Extract each line of the material that follows exactly and omit its pictures.
**********
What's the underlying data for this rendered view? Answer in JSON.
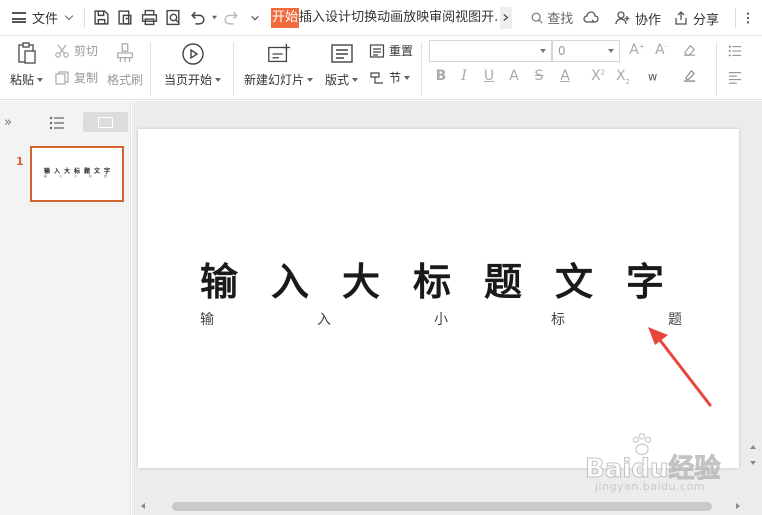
{
  "menubar": {
    "file_label": "文件",
    "tabs": [
      "开始",
      "插入",
      "设计",
      "切换",
      "动画",
      "放映",
      "审阅",
      "视图",
      "开."
    ],
    "search_label": "查找",
    "collab_label": "协作",
    "share_label": "分享"
  },
  "ribbon": {
    "paste": "粘贴",
    "cut": "剪切",
    "copy": "复制",
    "format_painter": "格式刷",
    "play_from_current": "当页开始",
    "new_slide": "新建幻灯片",
    "layout": "版式",
    "reset": "重置",
    "section": "节",
    "font_name": "",
    "font_size": "0"
  },
  "slides": [
    {
      "number": "1",
      "title": "输入大标题文字",
      "subtitle": "输入小标题"
    }
  ],
  "watermark": {
    "main": "Baidu经验",
    "sub": "jingyan.baidu.com"
  },
  "colors": {
    "accent": "#f06a3c",
    "selection": "#d0652f",
    "arrow": "#e8453c"
  }
}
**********
#### [Answer section]
What's the underlying data for this rendered view? Answer in JSON.
{
  "menubar": {
    "file_label": "文件",
    "tabs": [
      "开始",
      "插入",
      "设计",
      "切换",
      "动画",
      "放映",
      "审阅",
      "视图",
      "开."
    ],
    "search_label": "查找",
    "collab_label": "协作",
    "share_label": "分享"
  },
  "ribbon": {
    "paste": "粘贴",
    "cut": "剪切",
    "copy": "复制",
    "format_painter": "格式刷",
    "play_from_current": "当页开始",
    "new_slide": "新建幻灯片",
    "layout": "版式",
    "reset": "重置",
    "section": "节",
    "font_name": "",
    "font_size": "0"
  },
  "slides": [
    {
      "number": "1",
      "title": "输入大标题文字",
      "subtitle": "输入小标题"
    }
  ],
  "watermark": {
    "main": "Baidu经验",
    "sub": "jingyan.baidu.com"
  },
  "colors": {
    "accent": "#f06a3c",
    "selection": "#d0652f",
    "arrow": "#e8453c"
  }
}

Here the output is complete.